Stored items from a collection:
==================================================

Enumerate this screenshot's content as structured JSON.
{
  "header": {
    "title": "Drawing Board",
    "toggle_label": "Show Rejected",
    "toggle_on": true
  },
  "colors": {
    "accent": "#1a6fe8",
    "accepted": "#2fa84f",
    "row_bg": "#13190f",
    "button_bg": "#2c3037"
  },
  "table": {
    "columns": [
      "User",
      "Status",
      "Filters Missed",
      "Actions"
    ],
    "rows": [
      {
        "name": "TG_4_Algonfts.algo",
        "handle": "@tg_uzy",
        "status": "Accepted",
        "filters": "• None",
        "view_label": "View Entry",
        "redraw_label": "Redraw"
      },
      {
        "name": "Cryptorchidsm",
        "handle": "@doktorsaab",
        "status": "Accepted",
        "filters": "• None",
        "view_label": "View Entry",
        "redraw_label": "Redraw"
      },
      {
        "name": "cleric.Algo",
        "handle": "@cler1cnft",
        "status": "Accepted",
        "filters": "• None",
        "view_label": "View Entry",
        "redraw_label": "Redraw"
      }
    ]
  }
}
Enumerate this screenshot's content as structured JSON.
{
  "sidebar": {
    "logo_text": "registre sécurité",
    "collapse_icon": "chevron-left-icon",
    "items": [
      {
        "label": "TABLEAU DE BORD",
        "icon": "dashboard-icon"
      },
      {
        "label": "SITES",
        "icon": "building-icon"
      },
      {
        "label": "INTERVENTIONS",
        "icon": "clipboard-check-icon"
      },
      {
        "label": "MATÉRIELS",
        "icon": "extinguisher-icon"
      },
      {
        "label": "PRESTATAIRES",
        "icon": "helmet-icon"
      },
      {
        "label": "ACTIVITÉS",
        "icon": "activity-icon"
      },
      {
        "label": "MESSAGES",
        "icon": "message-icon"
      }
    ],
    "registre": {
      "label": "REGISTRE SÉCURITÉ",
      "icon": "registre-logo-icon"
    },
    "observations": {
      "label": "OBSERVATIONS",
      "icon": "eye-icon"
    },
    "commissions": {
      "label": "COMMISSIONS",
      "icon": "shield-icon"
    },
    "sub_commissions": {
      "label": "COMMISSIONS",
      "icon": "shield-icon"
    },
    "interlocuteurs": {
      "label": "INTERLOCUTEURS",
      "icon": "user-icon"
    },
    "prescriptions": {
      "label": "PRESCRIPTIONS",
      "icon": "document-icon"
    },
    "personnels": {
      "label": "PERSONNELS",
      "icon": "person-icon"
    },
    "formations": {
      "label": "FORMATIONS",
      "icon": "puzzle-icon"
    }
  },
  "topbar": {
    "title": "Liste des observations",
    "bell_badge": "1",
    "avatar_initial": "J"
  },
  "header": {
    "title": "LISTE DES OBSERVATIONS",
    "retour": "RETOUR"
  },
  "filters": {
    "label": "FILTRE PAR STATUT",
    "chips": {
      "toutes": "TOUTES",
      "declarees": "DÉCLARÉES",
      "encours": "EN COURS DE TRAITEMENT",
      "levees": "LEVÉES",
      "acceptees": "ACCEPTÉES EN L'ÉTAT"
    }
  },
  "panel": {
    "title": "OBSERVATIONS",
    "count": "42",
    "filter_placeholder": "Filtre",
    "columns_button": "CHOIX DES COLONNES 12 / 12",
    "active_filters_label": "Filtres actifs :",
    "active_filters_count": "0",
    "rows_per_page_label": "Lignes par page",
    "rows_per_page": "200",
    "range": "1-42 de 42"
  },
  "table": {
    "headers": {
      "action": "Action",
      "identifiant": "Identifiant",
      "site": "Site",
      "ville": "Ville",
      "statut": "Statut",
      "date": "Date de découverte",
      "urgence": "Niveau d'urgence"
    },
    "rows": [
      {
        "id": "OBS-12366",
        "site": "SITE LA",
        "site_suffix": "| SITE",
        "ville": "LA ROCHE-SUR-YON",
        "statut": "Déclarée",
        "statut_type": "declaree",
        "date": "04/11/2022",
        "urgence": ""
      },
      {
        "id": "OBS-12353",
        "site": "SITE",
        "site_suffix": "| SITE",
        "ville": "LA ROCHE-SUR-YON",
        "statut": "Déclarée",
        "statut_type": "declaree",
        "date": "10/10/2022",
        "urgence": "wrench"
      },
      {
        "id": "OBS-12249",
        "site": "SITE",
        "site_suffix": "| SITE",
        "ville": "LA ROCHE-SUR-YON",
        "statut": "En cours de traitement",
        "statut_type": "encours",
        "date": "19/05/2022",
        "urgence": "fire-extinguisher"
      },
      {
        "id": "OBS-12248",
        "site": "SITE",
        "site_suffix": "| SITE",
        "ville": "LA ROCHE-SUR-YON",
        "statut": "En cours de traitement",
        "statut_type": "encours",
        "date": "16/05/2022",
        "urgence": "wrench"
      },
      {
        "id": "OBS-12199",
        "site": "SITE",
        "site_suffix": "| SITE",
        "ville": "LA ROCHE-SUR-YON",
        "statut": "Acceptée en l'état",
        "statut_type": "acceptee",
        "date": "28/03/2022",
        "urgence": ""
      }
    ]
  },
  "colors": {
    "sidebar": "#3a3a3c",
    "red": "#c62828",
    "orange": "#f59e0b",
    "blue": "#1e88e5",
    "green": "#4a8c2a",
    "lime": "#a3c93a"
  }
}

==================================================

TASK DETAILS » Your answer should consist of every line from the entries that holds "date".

EXERCISE OUTPUT »
      "date": "Date de découverte",
        "date": "04/11/2022",
        "date": "10/10/2022",
        "date": "19/05/2022",
        "date": "16/05/2022",
        "date": "28/03/2022",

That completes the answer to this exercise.